:: DATA PROVIDED ::

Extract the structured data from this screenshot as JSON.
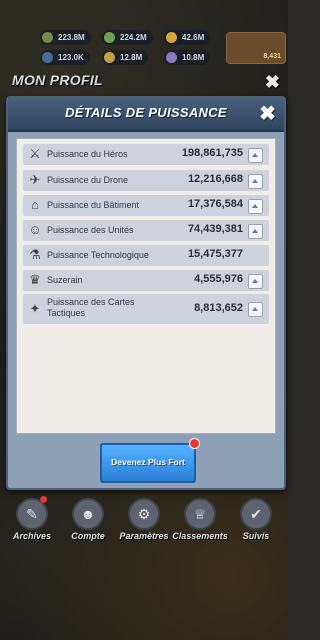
{
  "resources": [
    {
      "value": "223.8M",
      "color": "#7a8a4a"
    },
    {
      "value": "224.2M",
      "color": "#6fa04a"
    },
    {
      "value": "42.6M",
      "color": "#d9a33a"
    },
    {
      "value": "123.0K",
      "color": "#4a6a9a"
    },
    {
      "value": "12.8M",
      "color": "#c8a040"
    },
    {
      "value": "10.8M",
      "color": "#8a7ac0"
    }
  ],
  "power_badge": "8,431",
  "profile": {
    "title": "MON PROFIL",
    "close_icon": "close-icon"
  },
  "modal": {
    "title": "DÉTAILS DE PUISSANCE",
    "rows": [
      {
        "icon": "hero-icon",
        "glyph": "⚔",
        "label": "Puissance du Héros",
        "value": "198,861,735",
        "tall": false
      },
      {
        "icon": "drone-icon",
        "glyph": "✈",
        "label": "Puissance du Drone",
        "value": "12,216,668",
        "tall": false
      },
      {
        "icon": "building-icon",
        "glyph": "⌂",
        "label": "Puissance du Bâtiment",
        "value": "17,376,584",
        "tall": false
      },
      {
        "icon": "units-icon",
        "glyph": "☺",
        "label": "Puissance des Unités",
        "value": "74,439,381",
        "tall": false
      },
      {
        "icon": "flask-icon",
        "glyph": "⚗",
        "label": "Puissance Technologique",
        "value": "15,475,377",
        "tall": false
      },
      {
        "icon": "suzerain-icon",
        "glyph": "♛",
        "label": "Suzerain",
        "value": "4,555,976",
        "tall": false
      },
      {
        "icon": "cards-icon",
        "glyph": "✦",
        "label": "Puissance des Cartes Tactiques",
        "value": "8,813,652",
        "tall": true
      }
    ],
    "cta_label": "Devenez Plus Fort"
  },
  "nav": [
    {
      "name": "archives",
      "label": "Archives",
      "glyph": "✎",
      "badge": true
    },
    {
      "name": "compte",
      "label": "Compte",
      "glyph": "☻",
      "badge": false
    },
    {
      "name": "parametres",
      "label": "Paramètres",
      "glyph": "⚙",
      "badge": false
    },
    {
      "name": "classements",
      "label": "Classements",
      "glyph": "♕",
      "badge": false
    },
    {
      "name": "suivis",
      "label": "Suivis",
      "glyph": "✔",
      "badge": false
    }
  ]
}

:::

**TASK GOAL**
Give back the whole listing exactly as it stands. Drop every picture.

**ANSWER TO THIS TASK**
Extract the structured data from this screenshot as JSON.
{
  "resources": [
    {
      "value": "223.8M",
      "color": "#7a8a4a"
    },
    {
      "value": "224.2M",
      "color": "#6fa04a"
    },
    {
      "value": "42.6M",
      "color": "#d9a33a"
    },
    {
      "value": "123.0K",
      "color": "#4a6a9a"
    },
    {
      "value": "12.8M",
      "color": "#c8a040"
    },
    {
      "value": "10.8M",
      "color": "#8a7ac0"
    }
  ],
  "power_badge": "8,431",
  "profile": {
    "title": "MON PROFIL",
    "close_icon": "close-icon"
  },
  "modal": {
    "title": "DÉTAILS DE PUISSANCE",
    "rows": [
      {
        "icon": "hero-icon",
        "glyph": "⚔",
        "label": "Puissance du Héros",
        "value": "198,861,735",
        "tall": false
      },
      {
        "icon": "drone-icon",
        "glyph": "✈",
        "label": "Puissance du Drone",
        "value": "12,216,668",
        "tall": false
      },
      {
        "icon": "building-icon",
        "glyph": "⌂",
        "label": "Puissance du Bâtiment",
        "value": "17,376,584",
        "tall": false
      },
      {
        "icon": "units-icon",
        "glyph": "☺",
        "label": "Puissance des Unités",
        "value": "74,439,381",
        "tall": false
      },
      {
        "icon": "flask-icon",
        "glyph": "⚗",
        "label": "Puissance Technologique",
        "value": "15,475,377",
        "tall": false
      },
      {
        "icon": "suzerain-icon",
        "glyph": "♛",
        "label": "Suzerain",
        "value": "4,555,976",
        "tall": false
      },
      {
        "icon": "cards-icon",
        "glyph": "✦",
        "label": "Puissance des Cartes Tactiques",
        "value": "8,813,652",
        "tall": true
      }
    ],
    "cta_label": "Devenez Plus Fort"
  },
  "nav": [
    {
      "name": "archives",
      "label": "Archives",
      "glyph": "✎",
      "badge": true
    },
    {
      "name": "compte",
      "label": "Compte",
      "glyph": "☻",
      "badge": false
    },
    {
      "name": "parametres",
      "label": "Paramètres",
      "glyph": "⚙",
      "badge": false
    },
    {
      "name": "classements",
      "label": "Classements",
      "glyph": "♕",
      "badge": false
    },
    {
      "name": "suivis",
      "label": "Suivis",
      "glyph": "✔",
      "badge": false
    }
  ]
}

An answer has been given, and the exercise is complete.